For some, first dates can be quite terrifying and simply unpleasant. I am not one of those people. For me, they’re an experience, a time to find out more about myself and hone in on my preferences while visiting some fun spots in my city. 

Upon moving to Los Angeles, I had a steady job and a solid group of girlfriends. I was also single, so I figured, why not give online dating a try? Some friends and I set up my profile over a few bottles of wine and an impressive charcuterie board and waited for the magic to happen. Since I was already trying something new, I figured I’d go a step further: I vowed to choose men who I wouldn’t typically approach. I was worried that no one would match with me or, even worse, that I would get cold feet and quickly delete my profile. What happened was quite the opposite. I found three guys who piqued my interest, and I set up first dates with all three for one day.

Harry*, a law-school student, could easily earn a Yelp review as “no frills.” He wasn’t my normal type, but in the name of expanding my horizons, I decided to give him a chance. On paper, Adam* was beyond wholesome. He had a corporate nine-to-five and volunteered for various nonprofits on the weekends. I considered him a safe bet. Ben* was an aspiring actor, focused on social status, and not looking for anything too serious — pretty much the epitome of all things LA. Although each man was vastly different, I could genuinely see potential with all of them in one way or another.

Naturally, I had concerns about meeting all three men in a single day. I wondered whether my dates, with whom I was upfront about my schedule, would take me seriously or automatically categorize me as a serial dater. But to my surprise, the whole experience was quite exhilarating. I learned more about myself, my preferences, and why I should always follow my gut.

It’s best to be honest.

I had lined up three dates in a day because I genuinely wanted to learn more about each of these men. From the beginning, I was straight with them. I told Adam, Ben, and Harry that I was going on other dates on the same day. Yes, the conversations were a little awkward, but I wanted to be fully transparent — I was determined not to lead anyone on. Surprisingly, all the guys were appreciative of my honesty, and no one ran away.

This is a policy I have enforced, albeit in different ways, in my dating life since. Because I am fully transparent and encourage those I’m seeing to be the same, neither party leaves with unanswered questions, such as if we would see each other again or if we might be better off pursuing a friendship. I like knowing where I stand, and my dates seems to agree.  

I need to be present. 

Historically, I’ve found myself distracted on dates, and I developed a habit of checking social media here and there. However, due to the time constraints of these three dates, I realized that I needed to be fully present and to shift my attention to anything but the person across from me would be extremely inconsiderate. It was a chance to acknowledge that each date was equally worthy of my time and vice versa. They set aside part of their day for me, so I owed them the same courtesy. If neither of us were fully capable of being present, then neither of us should have been on the date or, better yet, we should be upfront about our feelings or lack thereof.

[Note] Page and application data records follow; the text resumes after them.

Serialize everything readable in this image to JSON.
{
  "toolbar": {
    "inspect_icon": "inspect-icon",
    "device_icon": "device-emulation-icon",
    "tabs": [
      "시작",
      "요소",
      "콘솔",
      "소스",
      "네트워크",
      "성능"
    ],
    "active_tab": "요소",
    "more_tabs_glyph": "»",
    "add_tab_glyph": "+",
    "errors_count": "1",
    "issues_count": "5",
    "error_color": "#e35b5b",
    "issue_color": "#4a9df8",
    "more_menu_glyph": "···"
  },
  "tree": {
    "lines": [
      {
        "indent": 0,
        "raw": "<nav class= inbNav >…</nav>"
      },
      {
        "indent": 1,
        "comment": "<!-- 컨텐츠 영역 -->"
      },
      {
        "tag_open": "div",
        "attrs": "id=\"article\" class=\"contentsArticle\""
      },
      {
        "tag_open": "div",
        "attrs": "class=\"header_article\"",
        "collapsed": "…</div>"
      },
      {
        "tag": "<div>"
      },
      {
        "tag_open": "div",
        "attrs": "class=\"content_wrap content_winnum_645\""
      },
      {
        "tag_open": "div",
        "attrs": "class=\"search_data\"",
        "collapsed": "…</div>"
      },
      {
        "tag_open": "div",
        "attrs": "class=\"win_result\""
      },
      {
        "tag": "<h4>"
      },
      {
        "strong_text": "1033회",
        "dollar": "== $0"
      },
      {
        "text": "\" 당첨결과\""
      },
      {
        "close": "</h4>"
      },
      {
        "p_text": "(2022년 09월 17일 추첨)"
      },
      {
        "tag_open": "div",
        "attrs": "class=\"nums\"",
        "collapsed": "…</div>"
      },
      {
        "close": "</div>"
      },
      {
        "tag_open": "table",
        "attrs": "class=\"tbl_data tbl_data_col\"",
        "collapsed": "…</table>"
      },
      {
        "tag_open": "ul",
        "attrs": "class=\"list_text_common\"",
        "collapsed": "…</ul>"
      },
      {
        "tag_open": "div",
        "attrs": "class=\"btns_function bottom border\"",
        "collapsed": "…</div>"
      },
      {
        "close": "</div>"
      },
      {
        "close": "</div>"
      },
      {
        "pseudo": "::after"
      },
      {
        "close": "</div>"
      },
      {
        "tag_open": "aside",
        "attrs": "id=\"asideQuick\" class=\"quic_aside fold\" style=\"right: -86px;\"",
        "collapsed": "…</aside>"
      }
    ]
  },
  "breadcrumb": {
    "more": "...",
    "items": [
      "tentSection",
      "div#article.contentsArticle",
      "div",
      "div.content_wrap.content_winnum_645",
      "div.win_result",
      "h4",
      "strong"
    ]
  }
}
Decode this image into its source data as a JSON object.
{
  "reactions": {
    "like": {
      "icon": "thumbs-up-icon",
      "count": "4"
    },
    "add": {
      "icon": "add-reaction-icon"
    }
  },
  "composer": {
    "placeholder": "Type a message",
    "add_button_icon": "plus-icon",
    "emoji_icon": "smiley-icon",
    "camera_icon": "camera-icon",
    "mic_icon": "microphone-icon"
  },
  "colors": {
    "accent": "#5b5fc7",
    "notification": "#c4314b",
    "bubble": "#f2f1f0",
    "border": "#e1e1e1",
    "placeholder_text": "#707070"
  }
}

It doesn’t have to work to work out for you.

A first date does not necessarily warrant a second date. It’s OK if the fireworks and butterflies you imagined don’t emerge. Sometimes the chemistry just isn’t there.

When I met Harry, I felt like I was looking at a brand-new man. His bio painted the picture of a gym-loving, 6’1” guy who adored the outdoors. The person I met was 5’7”, somewhat anti-social, and despised hiking. I felt he had been dishonest with me, and while we had a good time together, complete with some witty banter, I couldn’t get past the fact that he lied to me. So I told Harry that what he considered fibs were a big deal to me, and that because of that, I didn’t want to see him again. He understood. I’m sure he didn’t expect to get schooled over cocktails, but I can’t help but think I saved a few other women who may have been on his radar. Adam and I went on a handful more dates before we realized we were better off as friends. Ben, it turned out, wasn’t entirely over his ex and wasn’t ready for a relationship, whereas I was. He was unsure of his feelings about me and what he wanted, and an unsure partner was the last thing I wanted. After what felt like a 90-minute therapy session where I played therapist, I bid him adieu for good.

Although none of my dates sparked a long-term romance, I gained clarity and awareness that has empowered and benefited me in my romantic life and beyond. With each date, I became less timid and more vocal. I began to accept that there is something about me that drew these men to me, and that I am a catch worth getting to know. I started taking more chances and embraced being uncomfortable —  awkward silences, awkward conversations, and all. I forced myself to be vulnerable. I gained a better sense of what I want — good manners, moral standards, ambition, and clear intentions. Needless to say, I’d sign up for another dating marathon if given the chance. There is more work and play to be done.

*Names have been changed to protect innocent daters everywhere.